- _Stored items_

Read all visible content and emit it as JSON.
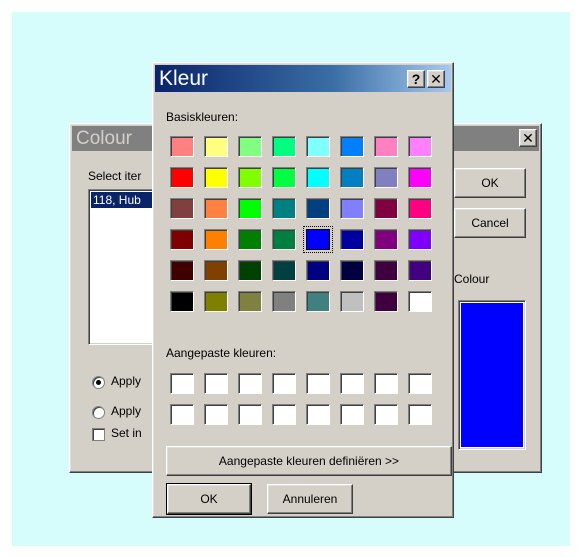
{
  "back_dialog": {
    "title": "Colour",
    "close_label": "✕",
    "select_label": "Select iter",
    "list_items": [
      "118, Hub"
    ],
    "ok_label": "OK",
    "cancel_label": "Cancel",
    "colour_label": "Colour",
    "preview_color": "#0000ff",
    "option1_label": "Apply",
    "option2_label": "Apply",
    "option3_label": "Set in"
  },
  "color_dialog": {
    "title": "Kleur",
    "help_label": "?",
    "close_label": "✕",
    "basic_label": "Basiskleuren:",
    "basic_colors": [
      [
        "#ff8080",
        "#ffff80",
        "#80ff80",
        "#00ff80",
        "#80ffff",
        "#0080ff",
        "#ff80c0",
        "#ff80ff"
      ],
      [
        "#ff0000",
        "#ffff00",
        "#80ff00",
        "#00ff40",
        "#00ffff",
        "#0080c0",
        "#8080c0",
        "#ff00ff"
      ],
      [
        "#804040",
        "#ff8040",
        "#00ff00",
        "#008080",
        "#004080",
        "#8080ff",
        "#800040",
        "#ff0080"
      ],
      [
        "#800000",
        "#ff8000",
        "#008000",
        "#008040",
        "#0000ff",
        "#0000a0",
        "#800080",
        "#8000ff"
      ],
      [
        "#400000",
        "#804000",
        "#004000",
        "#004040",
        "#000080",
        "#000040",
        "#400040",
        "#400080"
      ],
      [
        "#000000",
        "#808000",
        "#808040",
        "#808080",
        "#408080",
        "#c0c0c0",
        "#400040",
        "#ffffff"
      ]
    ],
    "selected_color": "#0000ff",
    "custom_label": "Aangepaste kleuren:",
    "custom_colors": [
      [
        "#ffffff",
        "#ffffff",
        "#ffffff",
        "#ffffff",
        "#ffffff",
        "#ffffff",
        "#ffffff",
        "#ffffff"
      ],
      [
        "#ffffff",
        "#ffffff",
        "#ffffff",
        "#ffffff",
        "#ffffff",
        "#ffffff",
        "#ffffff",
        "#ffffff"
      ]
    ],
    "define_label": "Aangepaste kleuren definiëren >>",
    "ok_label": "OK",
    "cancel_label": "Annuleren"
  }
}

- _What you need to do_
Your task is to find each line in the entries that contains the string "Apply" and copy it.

- _Exercise result_
    "option1_label": "Apply",
    "option2_label": "Apply",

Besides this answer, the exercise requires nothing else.